The City of Dayton is pursuing legal action to recover costs associated with protecting its drinking water from PFOS contamination.
Mayor Nan Whaley announced the City of Dayton has filed a lawsuit in federal court naming defendants 3M Company, Buckeye Fire Equipment Company, Chemguard, Inc., Tyco Fire Products L.P., and National Foam, Inc. These companies manufactured, marketed and sold a firefighting foam product that contained PFOS chemicals.
The City of Dayton has undertaken the costs of making sure that these chemicals do not further endanger the public water supply. The lawsuit seeks to recover damages for treatment and removal of these contaminants from the public drinking water.
PFOS and related chemicals are toxic and non-biodegradable and move easily through soil and groundwater. They can pose serious risks to human health and safety.
The City of Dayton believes that concerns about PFOS contamination were caused and created by these companies' products and that they have been aware for more than 40 years that the chemicals were toxic but chose to place profits over human health.
Despite the manufacturers' knowledge of potential harm, these products were used for decades for firefighting and fire training by civilian and military airports, fire departments--including the City of Dayton--and in industrial facilities, including some throughout Dayton. These products were only used by the City of Dayton because the City was unaware of the serious risk posed.
The City has and will continue to spend funds to protect the water supply and to modify infrastructure to ensure that water remains clean and safe. Ratepayers should not be responsible for cleaning up the contamination caused by these companies' products.

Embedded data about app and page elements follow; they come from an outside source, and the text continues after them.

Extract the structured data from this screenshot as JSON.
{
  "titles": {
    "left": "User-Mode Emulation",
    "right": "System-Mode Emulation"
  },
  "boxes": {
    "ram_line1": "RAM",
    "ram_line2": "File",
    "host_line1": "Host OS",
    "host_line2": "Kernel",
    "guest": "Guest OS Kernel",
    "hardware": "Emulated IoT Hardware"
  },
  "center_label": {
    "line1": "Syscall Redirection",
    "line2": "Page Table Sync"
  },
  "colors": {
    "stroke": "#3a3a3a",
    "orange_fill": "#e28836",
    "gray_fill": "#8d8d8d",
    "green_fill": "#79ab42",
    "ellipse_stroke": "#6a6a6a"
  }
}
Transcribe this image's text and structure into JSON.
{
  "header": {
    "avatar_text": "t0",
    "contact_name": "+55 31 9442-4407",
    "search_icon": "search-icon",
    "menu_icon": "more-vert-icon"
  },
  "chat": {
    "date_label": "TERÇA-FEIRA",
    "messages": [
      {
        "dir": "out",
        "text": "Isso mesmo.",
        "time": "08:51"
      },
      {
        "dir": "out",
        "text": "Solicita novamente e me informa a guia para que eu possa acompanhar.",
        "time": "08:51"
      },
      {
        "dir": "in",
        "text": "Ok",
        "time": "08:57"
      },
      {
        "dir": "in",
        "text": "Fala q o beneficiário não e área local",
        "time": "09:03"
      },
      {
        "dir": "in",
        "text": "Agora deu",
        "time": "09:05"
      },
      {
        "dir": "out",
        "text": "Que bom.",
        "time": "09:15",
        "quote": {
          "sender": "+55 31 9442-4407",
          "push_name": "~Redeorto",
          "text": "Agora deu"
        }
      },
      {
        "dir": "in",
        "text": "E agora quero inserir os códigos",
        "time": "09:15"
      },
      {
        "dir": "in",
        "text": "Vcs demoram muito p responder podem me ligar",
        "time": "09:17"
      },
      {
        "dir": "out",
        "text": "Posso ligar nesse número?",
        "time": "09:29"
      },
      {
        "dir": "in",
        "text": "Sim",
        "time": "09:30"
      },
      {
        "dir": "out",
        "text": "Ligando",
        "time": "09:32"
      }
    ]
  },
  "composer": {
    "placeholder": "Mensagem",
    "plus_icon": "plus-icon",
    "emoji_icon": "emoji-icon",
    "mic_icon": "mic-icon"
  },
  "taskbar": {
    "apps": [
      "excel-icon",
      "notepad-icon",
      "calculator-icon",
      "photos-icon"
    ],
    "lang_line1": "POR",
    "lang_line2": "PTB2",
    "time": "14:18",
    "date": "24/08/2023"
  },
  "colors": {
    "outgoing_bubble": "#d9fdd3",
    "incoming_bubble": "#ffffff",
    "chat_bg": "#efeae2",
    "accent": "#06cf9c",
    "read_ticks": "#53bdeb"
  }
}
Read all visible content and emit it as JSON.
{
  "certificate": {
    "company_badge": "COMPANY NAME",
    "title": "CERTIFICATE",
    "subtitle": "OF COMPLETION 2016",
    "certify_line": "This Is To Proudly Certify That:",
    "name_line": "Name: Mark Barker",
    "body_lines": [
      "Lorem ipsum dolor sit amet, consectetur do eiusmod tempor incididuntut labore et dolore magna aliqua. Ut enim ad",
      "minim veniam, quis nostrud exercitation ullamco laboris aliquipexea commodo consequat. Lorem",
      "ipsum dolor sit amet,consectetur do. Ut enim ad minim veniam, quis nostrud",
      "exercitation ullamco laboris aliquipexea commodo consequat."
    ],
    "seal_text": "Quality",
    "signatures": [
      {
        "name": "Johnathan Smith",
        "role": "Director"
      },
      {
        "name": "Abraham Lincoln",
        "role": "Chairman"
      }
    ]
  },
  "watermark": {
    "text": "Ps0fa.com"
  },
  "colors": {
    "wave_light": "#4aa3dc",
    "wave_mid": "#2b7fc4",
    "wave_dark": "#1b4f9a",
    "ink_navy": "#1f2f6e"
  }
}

Dayton's water is and will continue to be safe. The City of Dayton remains vigilant in protecting the water supply and will continue to work closely with Wright-Patterson Air Force Base and the Ohio EPA to make sure that the City is doing everything possible to ensure the community continues to have access to clean, safe water. A key part of this vigilance is holding those who created the hazard responsible.